-- WORK INSTRUCTION --
Print all the records exactly, please.

-- INFORMATION SHOWN --
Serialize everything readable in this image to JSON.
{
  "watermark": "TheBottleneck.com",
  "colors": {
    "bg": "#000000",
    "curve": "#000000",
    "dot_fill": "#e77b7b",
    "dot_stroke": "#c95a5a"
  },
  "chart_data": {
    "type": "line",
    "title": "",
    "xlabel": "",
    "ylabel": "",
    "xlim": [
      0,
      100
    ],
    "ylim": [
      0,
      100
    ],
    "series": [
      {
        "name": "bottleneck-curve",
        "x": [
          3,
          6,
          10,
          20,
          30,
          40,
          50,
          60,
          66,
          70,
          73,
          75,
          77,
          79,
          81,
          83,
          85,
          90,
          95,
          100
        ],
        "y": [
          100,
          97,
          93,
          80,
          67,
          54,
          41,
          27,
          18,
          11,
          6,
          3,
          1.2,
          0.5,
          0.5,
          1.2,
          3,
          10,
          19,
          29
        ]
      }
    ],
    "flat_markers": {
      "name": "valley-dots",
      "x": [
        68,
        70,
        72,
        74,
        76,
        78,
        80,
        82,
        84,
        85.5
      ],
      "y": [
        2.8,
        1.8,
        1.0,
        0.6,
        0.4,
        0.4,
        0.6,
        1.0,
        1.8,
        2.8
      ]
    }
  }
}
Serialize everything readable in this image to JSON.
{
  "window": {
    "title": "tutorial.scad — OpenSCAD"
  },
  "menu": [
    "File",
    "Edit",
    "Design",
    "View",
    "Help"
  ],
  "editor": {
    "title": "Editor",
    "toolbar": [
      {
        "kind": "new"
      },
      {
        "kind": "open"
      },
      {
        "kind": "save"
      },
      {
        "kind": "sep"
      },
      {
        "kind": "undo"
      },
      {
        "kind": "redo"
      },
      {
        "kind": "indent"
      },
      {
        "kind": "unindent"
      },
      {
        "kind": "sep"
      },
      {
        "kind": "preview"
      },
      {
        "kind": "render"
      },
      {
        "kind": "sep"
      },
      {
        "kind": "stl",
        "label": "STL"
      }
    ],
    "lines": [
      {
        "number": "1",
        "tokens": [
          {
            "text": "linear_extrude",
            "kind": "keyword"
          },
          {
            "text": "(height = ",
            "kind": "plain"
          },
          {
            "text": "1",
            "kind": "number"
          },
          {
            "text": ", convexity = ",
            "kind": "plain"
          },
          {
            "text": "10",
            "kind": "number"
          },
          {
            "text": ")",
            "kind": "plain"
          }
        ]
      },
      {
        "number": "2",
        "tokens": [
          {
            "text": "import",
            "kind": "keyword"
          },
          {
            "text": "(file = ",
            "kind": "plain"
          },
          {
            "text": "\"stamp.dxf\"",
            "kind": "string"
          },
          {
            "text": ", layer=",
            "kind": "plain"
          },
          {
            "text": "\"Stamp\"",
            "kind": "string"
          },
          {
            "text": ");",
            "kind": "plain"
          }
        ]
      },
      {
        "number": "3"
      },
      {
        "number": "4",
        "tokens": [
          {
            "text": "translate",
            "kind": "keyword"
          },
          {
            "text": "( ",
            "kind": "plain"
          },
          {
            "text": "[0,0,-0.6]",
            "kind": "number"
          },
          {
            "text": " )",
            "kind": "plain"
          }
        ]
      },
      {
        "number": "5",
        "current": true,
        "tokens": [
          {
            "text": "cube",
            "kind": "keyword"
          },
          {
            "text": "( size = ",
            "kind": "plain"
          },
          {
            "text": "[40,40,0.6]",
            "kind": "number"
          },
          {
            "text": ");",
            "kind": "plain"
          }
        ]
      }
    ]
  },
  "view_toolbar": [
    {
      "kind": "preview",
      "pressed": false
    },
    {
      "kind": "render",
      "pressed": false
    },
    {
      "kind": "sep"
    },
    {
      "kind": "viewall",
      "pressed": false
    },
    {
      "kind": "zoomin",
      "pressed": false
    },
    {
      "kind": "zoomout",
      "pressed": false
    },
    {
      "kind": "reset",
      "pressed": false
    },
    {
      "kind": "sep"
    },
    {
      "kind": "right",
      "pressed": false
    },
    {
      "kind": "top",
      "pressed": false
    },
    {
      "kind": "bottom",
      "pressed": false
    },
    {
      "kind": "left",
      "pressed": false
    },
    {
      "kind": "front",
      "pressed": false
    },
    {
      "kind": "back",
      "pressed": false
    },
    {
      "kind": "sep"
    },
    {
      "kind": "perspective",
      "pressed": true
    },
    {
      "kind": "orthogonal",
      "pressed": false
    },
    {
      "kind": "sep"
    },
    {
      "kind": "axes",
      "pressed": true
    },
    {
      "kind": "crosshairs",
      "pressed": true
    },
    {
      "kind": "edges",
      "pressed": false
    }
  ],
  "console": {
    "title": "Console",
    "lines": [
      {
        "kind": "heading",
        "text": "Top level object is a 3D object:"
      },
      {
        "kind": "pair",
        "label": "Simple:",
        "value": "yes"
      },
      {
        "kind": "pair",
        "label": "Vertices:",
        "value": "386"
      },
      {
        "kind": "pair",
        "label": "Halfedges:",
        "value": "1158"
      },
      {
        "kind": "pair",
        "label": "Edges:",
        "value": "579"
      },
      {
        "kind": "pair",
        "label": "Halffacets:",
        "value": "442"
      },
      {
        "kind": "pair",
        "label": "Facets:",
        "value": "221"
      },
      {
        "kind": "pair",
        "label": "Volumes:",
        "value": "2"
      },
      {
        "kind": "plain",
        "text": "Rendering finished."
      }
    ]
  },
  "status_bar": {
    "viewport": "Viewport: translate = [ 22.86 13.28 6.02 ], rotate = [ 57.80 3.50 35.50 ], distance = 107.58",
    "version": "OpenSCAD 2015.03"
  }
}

-- SOLUTION TO THIS TASK --
Serialize everything readable in this image to JSON.
{
  "watermark": "TheBottleneck.com",
  "colors": {
    "bg": "#000000",
    "curve": "#000000",
    "dot_fill": "#e77b7b",
    "dot_stroke": "#c95a5a"
  },
  "chart_data": {
    "type": "line",
    "title": "",
    "xlabel": "",
    "ylabel": "",
    "xlim": [
      0,
      100
    ],
    "ylim": [
      0,
      100
    ],
    "series": [
      {
        "name": "bottleneck-curve",
        "x": [
          3,
          6,
          10,
          20,
          30,
          40,
          50,
          60,
          66,
          70,
          73,
          75,
          77,
          79,
          81,
          83,
          85,
          90,
          95,
          100
        ],
        "y": [
          100,
          97,
          93,
          80,
          67,
          54,
          41,
          27,
          18,
          11,
          6,
          3,
          1.2,
          0.5,
          0.5,
          1.2,
          3,
          10,
          19,
          29
        ]
      }
    ],
    "flat_markers": {
      "name": "valley-dots",
      "x": [
        68,
        70,
        72,
        74,
        76,
        78,
        80,
        82,
        84,
        85.5
      ],
      "y": [
        2.8,
        1.8,
        1.0,
        0.6,
        0.4,
        0.4,
        0.6,
        1.0,
        1.8,
        2.8
      ]
    }
  }
}
Serialize everything readable in this image to JSON.
{
  "window": {
    "title": "tutorial.scad — OpenSCAD"
  },
  "menu": [
    "File",
    "Edit",
    "Design",
    "View",
    "Help"
  ],
  "editor": {
    "title": "Editor",
    "toolbar": [
      {
        "kind": "new"
      },
      {
        "kind": "open"
      },
      {
        "kind": "save"
      },
      {
        "kind": "sep"
      },
      {
        "kind": "undo"
      },
      {
        "kind": "redo"
      },
      {
        "kind": "indent"
      },
      {
        "kind": "unindent"
      },
      {
        "kind": "sep"
      },
      {
        "kind": "preview"
      },
      {
        "kind": "render"
      },
      {
        "kind": "sep"
      },
      {
        "kind": "stl",
        "label": "STL"
      }
    ],
    "lines": [
      {
        "number": "1",
        "tokens": [
          {
            "text": "linear_extrude",
            "kind": "keyword"
          },
          {
            "text": "(height = ",
            "kind": "plain"
          },
          {
            "text": "1",
            "kind": "number"
          },
          {
            "text": ", convexity = ",
            "kind": "plain"
          },
          {
            "text": "10",
            "kind": "number"
          },
          {
            "text": ")",
            "kind": "plain"
          }
        ]
      },
      {
        "number": "2",
        "tokens": [
          {
            "text": "import",
            "kind": "keyword"
          },
          {
            "text": "(file = ",
            "kind": "plain"
          },
          {
            "text": "\"stamp.dxf\"",
            "kind": "string"
          },
          {
            "text": ", layer=",
            "kind": "plain"
          },
          {
            "text": "\"Stamp\"",
            "kind": "string"
          },
          {
            "text": ");",
            "kind": "plain"
          }
        ]
      },
      {
        "number": "3"
      },
      {
        "number": "4",
        "tokens": [
          {
            "text": "translate",
            "kind": "keyword"
          },
          {
            "text": "( ",
            "kind": "plain"
          },
          {
            "text": "[0,0,-0.6]",
            "kind": "number"
          },
          {
            "text": " )",
            "kind": "plain"
          }
        ]
      },
      {
        "number": "5",
        "current": true,
        "tokens": [
          {
            "text": "cube",
            "kind": "keyword"
          },
          {
            "text": "( size = ",
            "kind": "plain"
          },
          {
            "text": "[40,40,0.6]",
            "kind": "number"
          },
          {
            "text": ");",
            "kind": "plain"
          }
        ]
      }
    ]
  },
  "view_toolbar": [
    {
      "kind": "preview",
      "pressed": false
    },
    {
      "kind": "render",
      "pressed": false
    },
    {
      "kind": "sep"
    },
    {
      "kind": "viewall",
      "pressed": false
    },
    {
      "kind": "zoomin",
      "pressed": false
    },
    {
      "kind": "zoomout",
      "pressed": false
    },
    {
      "kind": "reset",
      "pressed": false
    },
    {
      "kind": "sep"
    },
    {
      "kind": "right",
      "pressed": false
    },
    {
      "kind": "top",
      "pressed": false
    },
    {
      "kind": "bottom",
      "pressed": false
    },
    {
      "kind": "left",
      "pressed": false
    },
    {
      "kind": "front",
      "pressed": false
    },
    {
      "kind": "back",
      "pressed": false
    },
    {
      "kind": "sep"
    },
    {
      "kind": "perspective",
      "pressed": true
    },
    {
      "kind": "orthogonal",
      "pressed": false
    },
    {
      "kind": "sep"
    },
    {
      "kind": "axes",
      "pressed": true
    },
    {
      "kind": "crosshairs",
      "pressed": true
    },
    {
      "kind": "edges",
      "pressed": false
    }
  ],
  "console": {
    "title": "Console",
    "lines": [
      {
        "kind": "heading",
        "text": "Top level object is a 3D object:"
      },
      {
        "kind": "pair",
        "label": "Simple:",
        "value": "yes"
      },
      {
        "kind": "pair",
        "label": "Vertices:",
        "value": "386"
      },
      {
        "kind": "pair",
        "label": "Halfedges:",
        "value": "1158"
      },
      {
        "kind": "pair",
        "label": "Edges:",
        "value": "579"
      },
      {
        "kind": "pair",
        "label": "Halffacets:",
        "value": "442"
      },
      {
        "kind": "pair",
        "label": "Facets:",
        "value": "221"
      },
      {
        "kind": "pair",
        "label": "Volumes:",
        "value": "2"
      },
      {
        "kind": "plain",
        "text": "Rendering finished."
      }
    ]
  },
  "status_bar": {
    "viewport": "Viewport: translate = [ 22.86 13.28 6.02 ], rotate = [ 57.80 3.50 35.50 ], distance = 107.58",
    "version": "OpenSCAD 2015.03"
  }
}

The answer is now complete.